● Exercise
Reproduce the data in full, exactly as it appears.

● Provided records
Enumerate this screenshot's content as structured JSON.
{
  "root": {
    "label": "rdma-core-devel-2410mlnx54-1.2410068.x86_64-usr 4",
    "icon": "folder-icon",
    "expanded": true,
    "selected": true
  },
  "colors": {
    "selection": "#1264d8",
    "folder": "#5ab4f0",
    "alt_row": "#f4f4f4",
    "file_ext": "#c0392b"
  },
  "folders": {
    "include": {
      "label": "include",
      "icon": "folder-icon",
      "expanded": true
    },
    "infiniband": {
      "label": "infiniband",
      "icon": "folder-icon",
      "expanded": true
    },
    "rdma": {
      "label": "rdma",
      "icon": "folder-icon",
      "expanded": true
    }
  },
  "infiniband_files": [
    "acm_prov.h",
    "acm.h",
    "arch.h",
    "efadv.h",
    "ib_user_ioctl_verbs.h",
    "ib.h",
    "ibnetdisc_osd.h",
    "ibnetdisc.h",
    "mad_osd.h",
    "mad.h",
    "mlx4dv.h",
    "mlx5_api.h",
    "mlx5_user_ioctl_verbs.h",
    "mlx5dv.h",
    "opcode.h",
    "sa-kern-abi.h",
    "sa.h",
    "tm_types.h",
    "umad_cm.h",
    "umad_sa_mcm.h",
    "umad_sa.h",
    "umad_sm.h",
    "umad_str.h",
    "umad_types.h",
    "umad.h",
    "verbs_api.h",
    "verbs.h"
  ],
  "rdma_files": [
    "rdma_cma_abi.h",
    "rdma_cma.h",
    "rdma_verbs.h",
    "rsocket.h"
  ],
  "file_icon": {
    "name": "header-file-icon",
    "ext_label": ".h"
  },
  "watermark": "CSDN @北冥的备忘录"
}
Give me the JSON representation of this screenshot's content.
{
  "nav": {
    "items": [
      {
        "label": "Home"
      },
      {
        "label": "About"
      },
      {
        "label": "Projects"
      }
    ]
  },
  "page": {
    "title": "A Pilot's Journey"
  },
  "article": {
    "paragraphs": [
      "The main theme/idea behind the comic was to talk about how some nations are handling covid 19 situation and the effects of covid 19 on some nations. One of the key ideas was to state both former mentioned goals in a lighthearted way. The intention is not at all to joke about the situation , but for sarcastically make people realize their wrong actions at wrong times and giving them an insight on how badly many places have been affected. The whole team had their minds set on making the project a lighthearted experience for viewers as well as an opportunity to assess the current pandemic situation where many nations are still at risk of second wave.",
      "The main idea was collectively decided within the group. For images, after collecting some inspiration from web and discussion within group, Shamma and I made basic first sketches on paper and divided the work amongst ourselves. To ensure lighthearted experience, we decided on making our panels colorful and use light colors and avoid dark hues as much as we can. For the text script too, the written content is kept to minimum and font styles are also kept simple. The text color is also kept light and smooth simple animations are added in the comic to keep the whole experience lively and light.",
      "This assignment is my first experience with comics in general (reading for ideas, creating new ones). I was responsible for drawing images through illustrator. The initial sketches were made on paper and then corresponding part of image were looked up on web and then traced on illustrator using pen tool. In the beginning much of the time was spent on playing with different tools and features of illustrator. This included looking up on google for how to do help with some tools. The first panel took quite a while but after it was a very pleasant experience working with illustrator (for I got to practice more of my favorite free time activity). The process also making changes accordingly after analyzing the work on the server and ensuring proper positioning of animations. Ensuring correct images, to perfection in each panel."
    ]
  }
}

● Answer to this task
Enumerate this screenshot's content as structured JSON.
{
  "root": {
    "label": "rdma-core-devel-2410mlnx54-1.2410068.x86_64-usr 4",
    "icon": "folder-icon",
    "expanded": true,
    "selected": true
  },
  "colors": {
    "selection": "#1264d8",
    "folder": "#5ab4f0",
    "alt_row": "#f4f4f4",
    "file_ext": "#c0392b"
  },
  "folders": {
    "include": {
      "label": "include",
      "icon": "folder-icon",
      "expanded": true
    },
    "infiniband": {
      "label": "infiniband",
      "icon": "folder-icon",
      "expanded": true
    },
    "rdma": {
      "label": "rdma",
      "icon": "folder-icon",
      "expanded": true
    }
  },
  "infiniband_files": [
    "acm_prov.h",
    "acm.h",
    "arch.h",
    "efadv.h",
    "ib_user_ioctl_verbs.h",
    "ib.h",
    "ibnetdisc_osd.h",
    "ibnetdisc.h",
    "mad_osd.h",
    "mad.h",
    "mlx4dv.h",
    "mlx5_api.h",
    "mlx5_user_ioctl_verbs.h",
    "mlx5dv.h",
    "opcode.h",
    "sa-kern-abi.h",
    "sa.h",
    "tm_types.h",
    "umad_cm.h",
    "umad_sa_mcm.h",
    "umad_sa.h",
    "umad_sm.h",
    "umad_str.h",
    "umad_types.h",
    "umad.h",
    "verbs_api.h",
    "verbs.h"
  ],
  "rdma_files": [
    "rdma_cma_abi.h",
    "rdma_cma.h",
    "rdma_verbs.h",
    "rsocket.h"
  ],
  "file_icon": {
    "name": "header-file-icon",
    "ext_label": ".h"
  },
  "watermark": "CSDN @北冥的备忘录"
}
Give me the JSON representation of this screenshot's content.
{
  "nav": {
    "items": [
      {
        "label": "Home"
      },
      {
        "label": "About"
      },
      {
        "label": "Projects"
      }
    ]
  },
  "page": {
    "title": "A Pilot's Journey"
  },
  "article": {
    "paragraphs": [
      "The main theme/idea behind the comic was to talk about how some nations are handling covid 19 situation and the effects of covid 19 on some nations. One of the key ideas was to state both former mentioned goals in a lighthearted way. The intention is not at all to joke about the situation , but for sarcastically make people realize their wrong actions at wrong times and giving them an insight on how badly many places have been affected. The whole team had their minds set on making the project a lighthearted experience for viewers as well as an opportunity to assess the current pandemic situation where many nations are still at risk of second wave.",
      "The main idea was collectively decided within the group. For images, after collecting some inspiration from web and discussion within group, Shamma and I made basic first sketches on paper and divided the work amongst ourselves. To ensure lighthearted experience, we decided on making our panels colorful and use light colors and avoid dark hues as much as we can. For the text script too, the written content is kept to minimum and font styles are also kept simple. The text color is also kept light and smooth simple animations are added in the comic to keep the whole experience lively and light.",
      "This assignment is my first experience with comics in general (reading for ideas, creating new ones). I was responsible for drawing images through illustrator. The initial sketches were made on paper and then corresponding part of image were looked up on web and then traced on illustrator using pen tool. In the beginning much of the time was spent on playing with different tools and features of illustrator. This included looking up on google for how to do help with some tools. The first panel took quite a while but after it was a very pleasant experience working with illustrator (for I got to practice more of my favorite free time activity). The process also making changes accordingly after analyzing the work on the server and ensuring proper positioning of animations. Ensuring correct images, to perfection in each panel."
    ]
  }
}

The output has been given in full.